The roof is finally in place over the Olympic stadium in Athens, easing some of the concerns about preparations and enabling sports, rather than controversy, to move to the center of attention in the final weeks before the summer games.
Only about 8,000 seats have been installed, and much of the venue still resembles a building site, but athletes finally arrived at the Olympic Stadium in Athens this week.
They may not be the sporting superstars from across the globe expected for the Olympics in August, but the Greek athletes at the Pan Hellenic Games are just as important to local organizers.
The runners are proving that the main stadium is serviceable for athletics, and that come August it should be ready for tens-of-thousands of spectators and a worldwide television audience.
Above the athletes' heads, finally, is the controversial and often criticized roof designed by Spanish architect Santiago Calatrava. For many months, it symbolized the problems that plagued these Olympic Games. The design seemed overambitious, and the construction was so difficult that the roof project came close to being scrapped.

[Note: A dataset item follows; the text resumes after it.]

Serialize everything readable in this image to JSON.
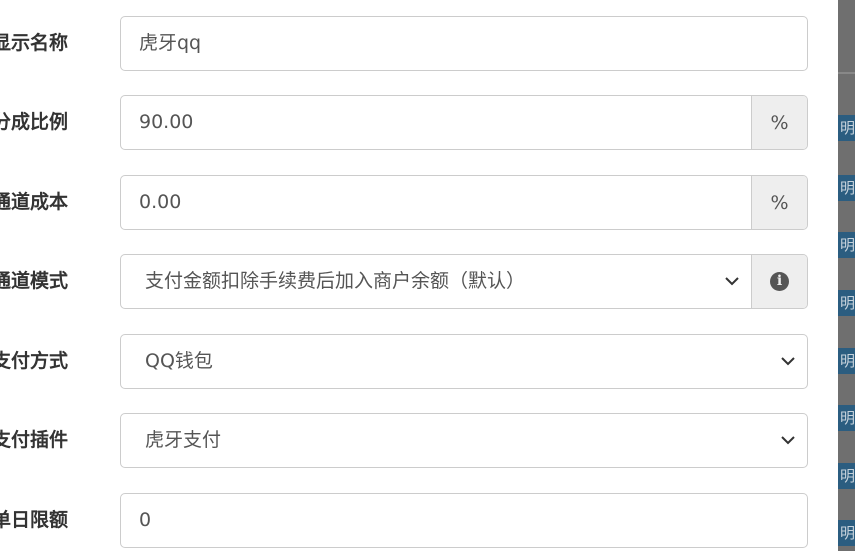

But local organizers got the job done at the last minute. The 15,000-ton roof is in place to protect spectators and athletes from the fierce summer sun.
Greece's alternate culture minister Fanny Palli-Petralia, who has been appointed by Prime Minister Costas Karamanlis to oversee preparations for the Games, told VOA earlier this week that the three-day Pan Hellenic games would prove to be a turning point in the fortunes of the Athens Olympics.
"Well it is a significant moment because this stadium became the symbol of the Olympic Games because of the Calatrava roof there," she said. "We have the Pan Hellenic Championship of track and field and you will have the opportunity to look and see one of the most spectacular stadiums in the world."
But it has not been easy getting to this stage. Work was not begun on the Games for three years after Greece won the right to host them in 1997. And only three months ago a change of government prompted fears of further disruption to the preparations.
The new government's General Secretary for the Games, Spyros Capralos, himself a former Olympic waterpolo player, said this week that he had been swimming only in his own sweat to get everything ready on time.
There are still many things to accomplish. But at last, it appears that the end of the work is in sight. But even as attention shifts to sports, economic concerns remain.
The budget has skyrocketed in recent years, with some analysts predicting the final cost might be double initial estimates of $6 billion. But Minister Palli-Petralia says Greece's people and government are willing to pay any price for a successful Games, no matter what the financial repercussions might be later.
"The previous budget is non-realistic. Yes the budget will increase. The Greek government is going to support the budget and we do not make any reduction to anything. We will afford it and we will face it," she said. "You know Greek people what they want is to be proud for their country and be proud of themselves that they will host a unique Games."
What remains to be seen is whether Greece's great gamble with the Games will spark an economic boom, or whether the financial burden will prompt a slump once the athletes have all gone home.